_Exercise aim:_ Pictures do not belong in the copy; print every entry exactly as it stands.

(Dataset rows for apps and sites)
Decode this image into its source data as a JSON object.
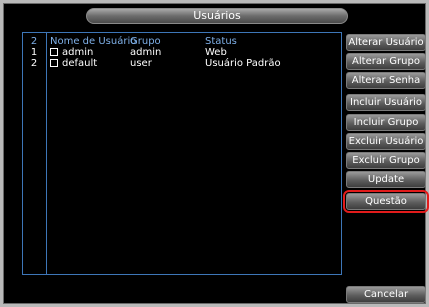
{
  "window": {
    "title": "Usuários"
  },
  "table": {
    "count": "2",
    "headers": {
      "name": "Nome de Usuário",
      "group": "Grupo",
      "status": "Status"
    },
    "rows": [
      {
        "index": "1",
        "name": "admin",
        "group": "admin",
        "status": "Web"
      },
      {
        "index": "2",
        "name": "default",
        "group": "user",
        "status": "Usuário Padrão"
      }
    ]
  },
  "buttons": {
    "alter_user": "Alterar Usuário",
    "alter_group": "Alterar Grupo",
    "alter_password": "Alterar Senha",
    "add_user": "Incluir Usuário",
    "add_group": "Incluir Grupo",
    "delete_user": "Excluir Usuário",
    "delete_group": "Excluir Grupo",
    "update": "Update",
    "question": "Questão",
    "cancel": "Cancelar"
  },
  "colors": {
    "focus": "#e21b1b",
    "accent": "#3d76b8"
  }
}
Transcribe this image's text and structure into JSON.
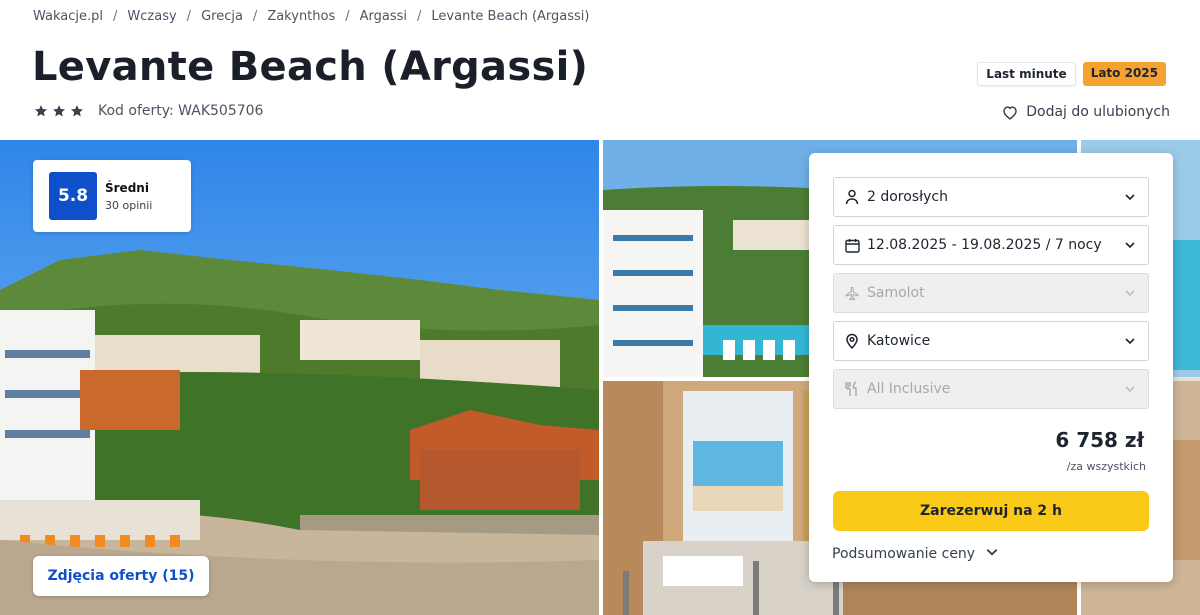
{
  "breadcrumb": [
    "Wakacje.pl",
    "Wczasy",
    "Grecja",
    "Zakynthos",
    "Argassi",
    "Levante Beach (Argassi)"
  ],
  "title": "Levante Beach (Argassi)",
  "stars": 3,
  "offer_code": "Kod oferty: WAK505706",
  "tags": {
    "last_minute": "Last minute",
    "season": "Lato 2025"
  },
  "favorite_label": "Dodaj do ulubionych",
  "rating": {
    "score": "5.8",
    "label": "Średni",
    "count": "30 opinii"
  },
  "photos_button": "Zdjęcia oferty (15)",
  "booking": {
    "travelers": "2 dorosłych",
    "dates": "12.08.2025 - 19.08.2025 / 7 nocy",
    "transport": "Samolot",
    "departure": "Katowice",
    "board": "All Inclusive",
    "price": "6 758 zł",
    "price_note": "/za wszystkich",
    "book_button": "Zarezerwuj na 2 h",
    "summary_label": "Podsumowanie ceny"
  },
  "colors": {
    "primary_blue": "#0f4fc9",
    "cta_yellow": "#fbc918",
    "season_tag": "#f6a230"
  },
  "icons": [
    "star-icon",
    "heart-icon",
    "person-icon",
    "calendar-icon",
    "plane-icon",
    "location-pin-icon",
    "cutlery-icon",
    "chevron-down-icon"
  ]
}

_Answer space:_
Decode this image into its source data as a JSON object.
{
  "window": {
    "title": "Usuários"
  },
  "table": {
    "count": "2",
    "headers": {
      "name": "Nome de Usuário",
      "group": "Grupo",
      "status": "Status"
    },
    "rows": [
      {
        "index": "1",
        "name": "admin",
        "group": "admin",
        "status": "Web"
      },
      {
        "index": "2",
        "name": "default",
        "group": "user",
        "status": "Usuário Padrão"
      }
    ]
  },
  "buttons": {
    "alter_user": "Alterar Usuário",
    "alter_group": "Alterar Grupo",
    "alter_password": "Alterar Senha",
    "add_user": "Incluir Usuário",
    "add_group": "Incluir Grupo",
    "delete_user": "Excluir Usuário",
    "delete_group": "Excluir Grupo",
    "update": "Update",
    "question": "Questão",
    "cancel": "Cancelar"
  },
  "colors": {
    "focus": "#e21b1b",
    "accent": "#3d76b8"
  }
}
Transcribe this image's text and structure into JSON.
{
  "breadcrumb": [
    "Wakacje.pl",
    "Wczasy",
    "Grecja",
    "Zakynthos",
    "Argassi",
    "Levante Beach (Argassi)"
  ],
  "title": "Levante Beach (Argassi)",
  "stars": 3,
  "offer_code": "Kod oferty: WAK505706",
  "tags": {
    "last_minute": "Last minute",
    "season": "Lato 2025"
  },
  "favorite_label": "Dodaj do ulubionych",
  "rating": {
    "score": "5.8",
    "label": "Średni",
    "count": "30 opinii"
  },
  "photos_button": "Zdjęcia oferty (15)",
  "booking": {
    "travelers": "2 dorosłych",
    "dates": "12.08.2025 - 19.08.2025 / 7 nocy",
    "transport": "Samolot",
    "departure": "Katowice",
    "board": "All Inclusive",
    "price": "6 758 zł",
    "price_note": "/za wszystkich",
    "book_button": "Zarezerwuj na 2 h",
    "summary_label": "Podsumowanie ceny"
  },
  "colors": {
    "primary_blue": "#0f4fc9",
    "cta_yellow": "#fbc918",
    "season_tag": "#f6a230"
  },
  "icons": [
    "star-icon",
    "heart-icon",
    "person-icon",
    "calendar-icon",
    "plane-icon",
    "location-pin-icon",
    "cutlery-icon",
    "chevron-down-icon"
  ]
}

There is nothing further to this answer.